A citizen’s arrest — an arrest by a non-law enforcement officer — is statutorily provided for in 49 states (North Carolina is the exception) where a citizen observes a felony being committed, or when a citizen is asked by a law enforcement officer to help apprehend a suspect. States differ in whether a citizen’s arrest also extends to misdemeanors, crimes not witnessed by the arresting party, or to breaches of the peace.
Under the common law, a defendant who failed to enter a plea was subjected to peine fort et dure — pressing under heavy weights — until he or she either consented to plead or died by suffocation. In the U.S., the only recorded use was against Giley Corey in 1692, who died as a result of this procedure during the Salem Witch Trials. It was abolished in the U.K. in 1772. In common law jurisdictions failing to plead is now treated by the court as a ‘not guilty’ plea.
Circuit courts were first established under the reign of King Henry II of England in the mid-12th century, meant to supplement the royal courts in London by having judges travel the countryside (“riding circuit”) to hear cases. In the U.S., circuit courts were established in all 13 colonies. Following Independence from Great Britain, the Judiciary Act of 1789 required Supreme Court justices to ride circuit and personally hear intermediate appeals in addition to the Court’s regular caseload. This was changed by the Judiciary Act of 1891 which established 9 Federal appeals courts and eliminated the requirement for justices to ride circuit.
The Alford plea is a form of alternative plea in which a defendant enters a plea of guilty but still asserts his or her innocence. The defendant entering an Alford plea acknowledges that sufficient evidence exists for the prosecution to likely prove their case beyond a reasonable doubt, and is able to enter into a plea bargain without conceding guilt or making allocution to the crime.
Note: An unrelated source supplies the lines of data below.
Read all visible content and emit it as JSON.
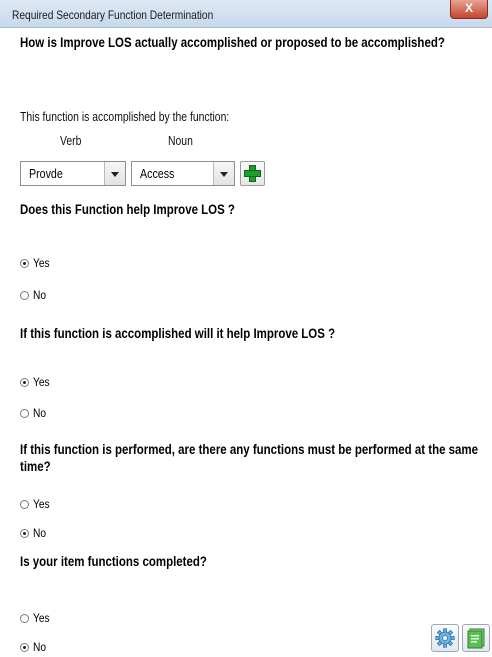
{
  "window": {
    "title": "Required Secondary Function Determination",
    "close_label": "X"
  },
  "questions": {
    "q1": "How is Improve LOS actually accomplished or proposed to be accomplished?",
    "q2": "Does this Function help Improve LOS ?",
    "q3": "If this function is accomplished will it help Improve LOS ?",
    "q4": "If this function is performed, are there any functions must be performed at the same time?",
    "q5": "Is your item functions completed?"
  },
  "accomplished_by": {
    "label": "This function is accomplished by the function:",
    "verb_header": "Verb",
    "noun_header": "Noun",
    "verb_value": "Provde",
    "noun_value": "Access"
  },
  "radios": {
    "q2": {
      "yes": "Yes",
      "no": "No",
      "selected": "yes"
    },
    "q3": {
      "yes": "Yes",
      "no": "No",
      "selected": "yes"
    },
    "q4": {
      "yes": "Yes",
      "no": "No",
      "selected": "no"
    },
    "q5": {
      "yes": "Yes",
      "no": "No",
      "selected": "no"
    }
  },
  "icons": {
    "add": "plus-icon",
    "settings": "gear-icon",
    "report": "document-icon"
  },
  "colors": {
    "add_green": "#1f9d2b",
    "close_red": "#c4452c"
  }
}
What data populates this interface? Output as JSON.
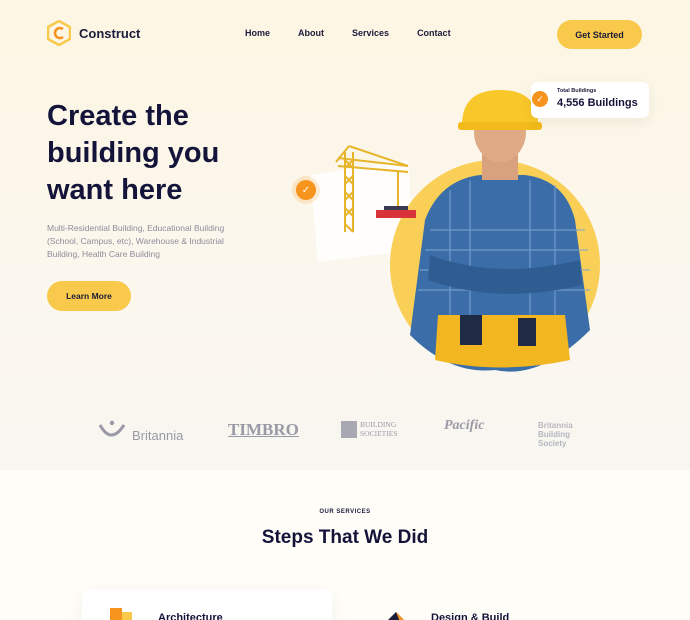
{
  "brand": {
    "name": "Construct",
    "accent": "#f8c94a",
    "orange": "#f6941e",
    "navy": "#14143a"
  },
  "nav": {
    "links": [
      "Home",
      "About",
      "Services",
      "Contact"
    ],
    "cta": "Get Started"
  },
  "hero": {
    "title": "Create the building you want here",
    "subtitle": "Multi-Residential Building, Educational Building (School, Campus, etc), Warehouse & Industrial Building, Health Care Building",
    "button": "Learn More"
  },
  "stat": {
    "label": "Total Buildings",
    "value": "4,556 Buildings",
    "icon": "check-icon"
  },
  "partners": [
    "Britannia",
    "TIMBRO",
    "BUILDING SOCIETIES",
    "Pacific",
    "Britannia Building Society"
  ],
  "services": {
    "eyebrow": "OUR SERVICES",
    "title": "Steps That We Did",
    "cards": [
      "Architecture",
      "Design & Build"
    ]
  }
}
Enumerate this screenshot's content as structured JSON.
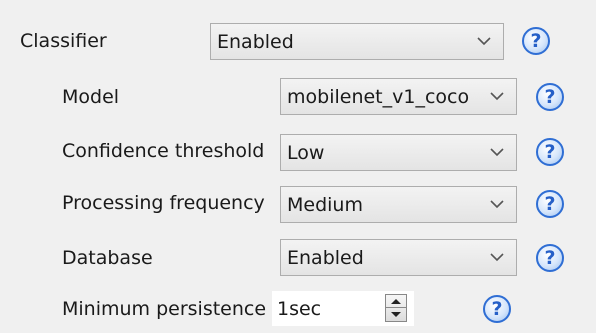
{
  "classifier": {
    "label": "Classifier",
    "value": "Enabled",
    "help": "?"
  },
  "model": {
    "label": "Model",
    "value": "mobilenet_v1_coco",
    "help": "?"
  },
  "confidence": {
    "label": "Confidence threshold",
    "value": "Low",
    "help": "?"
  },
  "frequency": {
    "label": "Processing frequency",
    "value": "Medium",
    "help": "?"
  },
  "database": {
    "label": "Database",
    "value": "Enabled",
    "help": "?"
  },
  "persistence": {
    "label": "Minimum persistence",
    "value": "1sec",
    "help": "?"
  },
  "icons": {
    "dropdown": "chevron-down-icon",
    "help": "help-icon",
    "spinner": "spinner-arrows-icon"
  },
  "colors": {
    "help_accent": "#2f6ed4",
    "background": "#f0f0f0"
  }
}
This controversial plea is allowed in federal courts and in 47 state courts, but not in Indiana, Michigan, New Jersey, or before the courts of the U.S. armed forces.
Another example of an alternative plea is pleading “no contest”.